Source information →
+-------+
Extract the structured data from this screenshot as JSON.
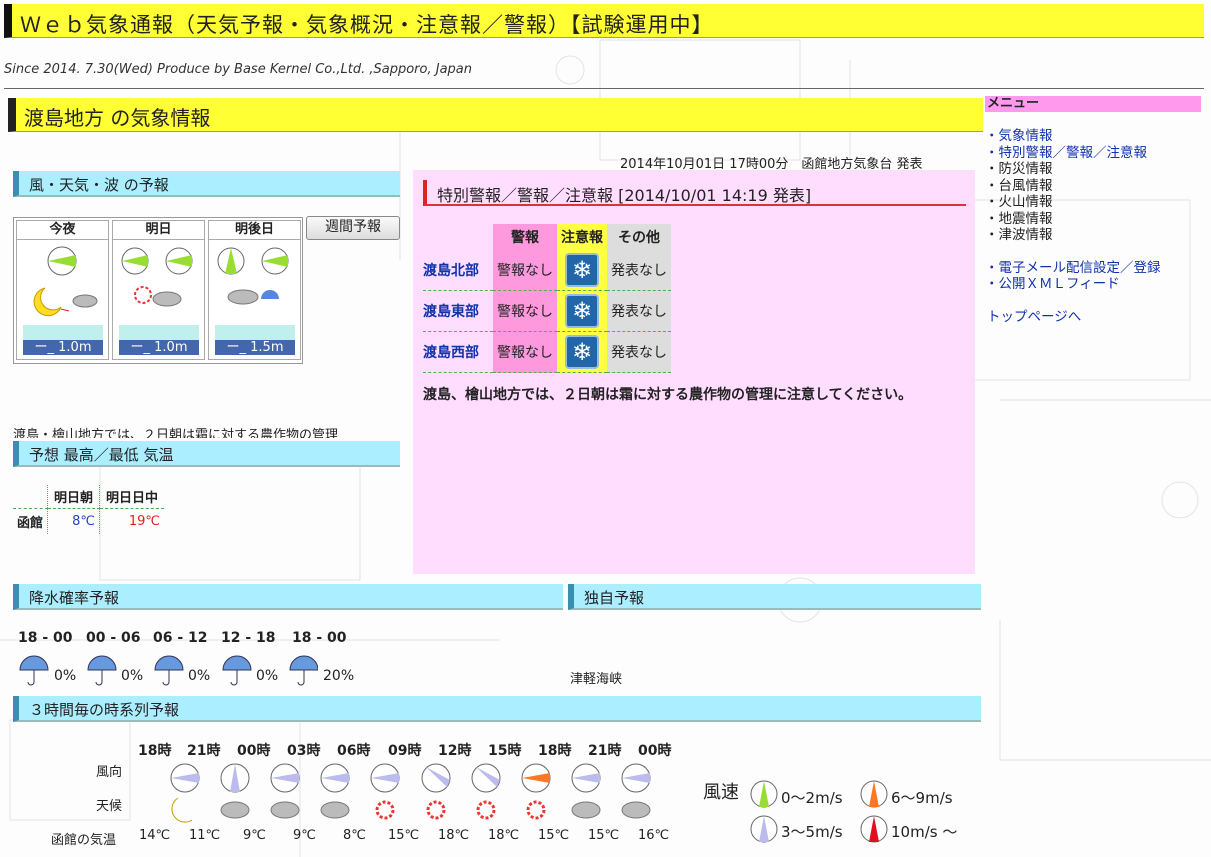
{
  "header": {
    "title": "Ｗｅｂ気象通報（天気予報・気象概況・注意報／警報）【試験運用中】",
    "subtitle": "Since 2014. 7.30(Wed) Produce by Base Kernel Co.,Ltd. ,Sapporo, Japan"
  },
  "region": {
    "title": "渡島地方 の気象情報",
    "issued": "2014年10月01日 17時00分　函館地方気象台 発表"
  },
  "menu": {
    "title": "メニュー",
    "items": [
      "・気象情報",
      "・特別警報／警報／注意報",
      "・防災情報",
      "・台風情報",
      "・火山情報",
      "・地震情報",
      "・津波情報"
    ],
    "links2": [
      "・電子メール配信設定／登録",
      "・公開ＸＭＬフィード"
    ],
    "top_link": "トップページへ"
  },
  "forecast": {
    "title": "風・天気・波 の予報",
    "week_button": "週間予報",
    "days": [
      {
        "label": "今夜",
        "wave": "1.0m",
        "weather": "moon-cloud"
      },
      {
        "label": "明日",
        "wave": "1.0m",
        "weather": "sun-cloud"
      },
      {
        "label": "明後日",
        "wave": "1.5m",
        "weather": "cloud-rain"
      }
    ],
    "cut_text": "渡島・檜山地方では、２日朝は霜に対する農作物の管理"
  },
  "warnings": {
    "title": "特別警報／警報／注意報 [2014/10/01 14:19 発表]",
    "headers": [
      "警報",
      "注意報",
      "その他"
    ],
    "rows": [
      {
        "area": "渡島北部",
        "warning": "警報なし",
        "other": "発表なし"
      },
      {
        "area": "渡島東部",
        "warning": "警報なし",
        "other": "発表なし"
      },
      {
        "area": "渡島西部",
        "warning": "警報なし",
        "other": "発表なし"
      }
    ],
    "note": "渡島、檜山地方では、２日朝は霜に対する農作物の管理に注意してください。"
  },
  "temps": {
    "title": "予想 最高／最低 気温",
    "headers": [
      "明日朝",
      "明日日中"
    ],
    "city": "函館",
    "min": "8℃",
    "max": "19℃"
  },
  "pop": {
    "title": "降水確率予報",
    "periods": [
      "18 - 00",
      "00 - 06",
      "06 - 12",
      "12 - 18",
      "18 - 00"
    ],
    "values": [
      "0%",
      "0%",
      "0%",
      "0%",
      "20%"
    ]
  },
  "own": {
    "title": "独自予報",
    "text": "津軽海峡"
  },
  "series": {
    "title": "３時間毎の時系列予報",
    "row_labels": [
      "風向",
      "天候",
      "函館の気温"
    ],
    "hours": [
      "18時",
      "21時",
      "00時",
      "03時",
      "06時",
      "09時",
      "12時",
      "15時",
      "18時",
      "21時",
      "00時"
    ],
    "temps": [
      "14℃",
      "11℃",
      "9℃",
      "9℃",
      "8℃",
      "15℃",
      "18℃",
      "18℃",
      "15℃",
      "15℃",
      "16℃"
    ],
    "weather": [
      "moon",
      "cloud",
      "cloud",
      "cloud",
      "sun",
      "sun",
      "sun",
      "sun",
      "cloud",
      "cloud",
      "cloud"
    ],
    "legend_title": "風速",
    "legend": [
      "0～2m/s",
      "6～9m/s",
      "3～5m/s",
      "10m/s ～"
    ]
  }
}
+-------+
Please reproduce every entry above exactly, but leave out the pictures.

Solution for this exercise →
Extract the structured data from this screenshot as JSON.
{
  "header": {
    "title": "Ｗｅｂ気象通報（天気予報・気象概況・注意報／警報）【試験運用中】",
    "subtitle": "Since 2014. 7.30(Wed) Produce by Base Kernel Co.,Ltd. ,Sapporo, Japan"
  },
  "region": {
    "title": "渡島地方 の気象情報",
    "issued": "2014年10月01日 17時00分　函館地方気象台 発表"
  },
  "menu": {
    "title": "メニュー",
    "items": [
      "・気象情報",
      "・特別警報／警報／注意報",
      "・防災情報",
      "・台風情報",
      "・火山情報",
      "・地震情報",
      "・津波情報"
    ],
    "links2": [
      "・電子メール配信設定／登録",
      "・公開ＸＭＬフィード"
    ],
    "top_link": "トップページへ"
  },
  "forecast": {
    "title": "風・天気・波 の予報",
    "week_button": "週間予報",
    "days": [
      {
        "label": "今夜",
        "wave": "1.0m",
        "weather": "moon-cloud"
      },
      {
        "label": "明日",
        "wave": "1.0m",
        "weather": "sun-cloud"
      },
      {
        "label": "明後日",
        "wave": "1.5m",
        "weather": "cloud-rain"
      }
    ],
    "cut_text": "渡島・檜山地方では、２日朝は霜に対する農作物の管理"
  },
  "warnings": {
    "title": "特別警報／警報／注意報 [2014/10/01 14:19 発表]",
    "headers": [
      "警報",
      "注意報",
      "その他"
    ],
    "rows": [
      {
        "area": "渡島北部",
        "warning": "警報なし",
        "other": "発表なし"
      },
      {
        "area": "渡島東部",
        "warning": "警報なし",
        "other": "発表なし"
      },
      {
        "area": "渡島西部",
        "warning": "警報なし",
        "other": "発表なし"
      }
    ],
    "note": "渡島、檜山地方では、２日朝は霜に対する農作物の管理に注意してください。"
  },
  "temps": {
    "title": "予想 最高／最低 気温",
    "headers": [
      "明日朝",
      "明日日中"
    ],
    "city": "函館",
    "min": "8℃",
    "max": "19℃"
  },
  "pop": {
    "title": "降水確率予報",
    "periods": [
      "18 - 00",
      "00 - 06",
      "06 - 12",
      "12 - 18",
      "18 - 00"
    ],
    "values": [
      "0%",
      "0%",
      "0%",
      "0%",
      "20%"
    ]
  },
  "own": {
    "title": "独自予報",
    "text": "津軽海峡"
  },
  "series": {
    "title": "３時間毎の時系列予報",
    "row_labels": [
      "風向",
      "天候",
      "函館の気温"
    ],
    "hours": [
      "18時",
      "21時",
      "00時",
      "03時",
      "06時",
      "09時",
      "12時",
      "15時",
      "18時",
      "21時",
      "00時"
    ],
    "temps": [
      "14℃",
      "11℃",
      "9℃",
      "9℃",
      "8℃",
      "15℃",
      "18℃",
      "18℃",
      "15℃",
      "15℃",
      "16℃"
    ],
    "weather": [
      "moon",
      "cloud",
      "cloud",
      "cloud",
      "sun",
      "sun",
      "sun",
      "sun",
      "cloud",
      "cloud",
      "cloud"
    ],
    "legend_title": "風速",
    "legend": [
      "0～2m/s",
      "6～9m/s",
      "3～5m/s",
      "10m/s ～"
    ]
  }
}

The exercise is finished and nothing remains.